>> reporter: a gust of wind uprooted this 100 foot tree slamming it on the roof of the truck. her parents died instantly. their sons were in the backseat trapped but alive.

>> somehow i untied my shoes and slipped out through the window. pi pierce got out the back window. that was shattered and the police car pulled up.

>> they happen to be about 100 yards down the street.

>> sometimes i ask questions to myself.

>> like what?

>> had the tree fell from the right and how the passenger side wasn't squooshed and only the driver's side was.

>> had you been sitting one seat over.

>> one seat over.

>> so it was really a miracle.

>> reporter: since the tragedy, zoe 's siblings have been her priority. she is now their legal guardian and continues to attend college.

>> one more bite and then you need to eat dinner, seriously.

>> reporter: in between she helps with homework, served up dinners delivered by neighbors and teaches her little brother about chores.

>> i'm going to scrub and you're going to rinse, deal?

>> how do you think your parents -- i mean, where ever they are, if they're looking down and seeing how you guys are doing today, what do you think they would say?

>> i think that they would say that we're being as strong as we can. and that we're doing a lot better than how other people would react in this situation. and that zoe is probably doing a fantastic job and exactly what they want her to do.

>> they would be very proud i'm sure.

>> i think, yeah, there's every day situations where we'll turn to each other and say, you know what they would say -- and it's never something uplifting. it's always something like i miss the dog and don't forget to take the groceries out of the car after you park --

>> mom would kill me for buying this expensive loaf of bread. like i can't believe i'm doing this right now.

>> reporter: i know in the last year you've had a tremendous amount of help from the community. what do you want to say to those people that really came to when you needed them most?

>> thank you because they sent us food and they help us out to get through.

>> pretty bad times there, right?

>> yeah.

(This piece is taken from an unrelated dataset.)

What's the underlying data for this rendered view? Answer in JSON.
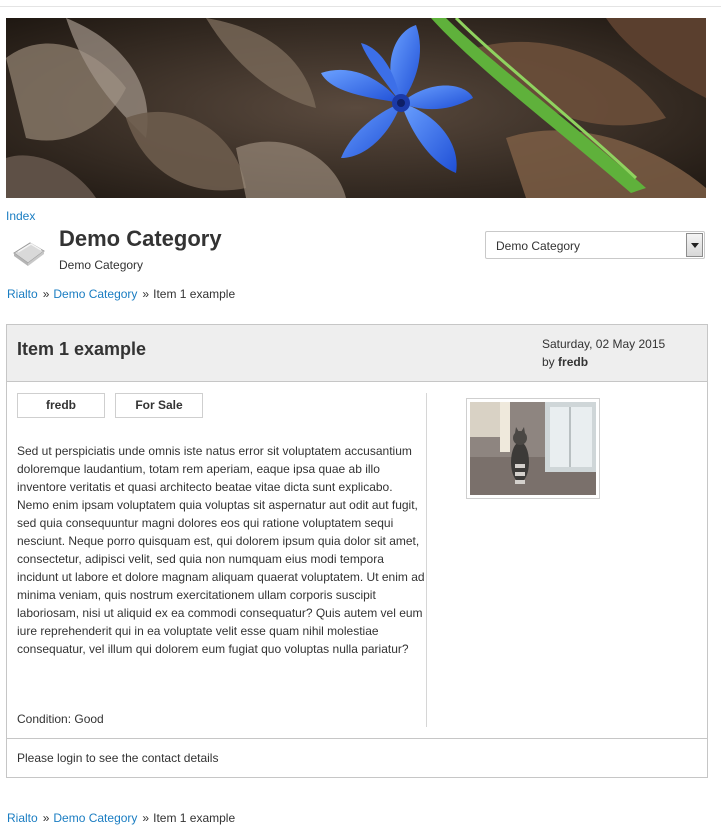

>> we all agreed that our main goal, especially of doing this interview isn't to be on tv but we thought that the community and the first responders, especially the firefighters and the policemen deserved a huge thank you right from our mouths and seeing us say it on tape and in front of the whole world because without them and without the community we live in. without our families and friends and neighbors there's no way we would have survived the year. i don't know how we would have done it. they gave us so many good memories and it just proves how good people are. although this wound can't be healed, we'll find joy in each other and other things and we'll develop new traditions and new things to be happy about each year because there's still so much life and life is still so good.

>> amazing group of kids. as you see, they're all doing so well. they are received counseling. they're happy, they're thriving. their neighbors still pitching in. they are bringing meals every night to help them out and a testament to their strength, they decided to spend this anniversary doing something their family used to love doing all together, they're going to go play paint ball.

>> you asked the question, can you imagine how proud their parents would be? i'm proud of them and i just met them on television. what an incredible group of children?

>> it is remarkable and it makes you think as a parent, it's your worst thought but to see how resilient they are, it's amazing.

>> 19-year-old zoe becomes a mother.

>> this is the quicksilver cash back card from capital one. it's not the "juggle a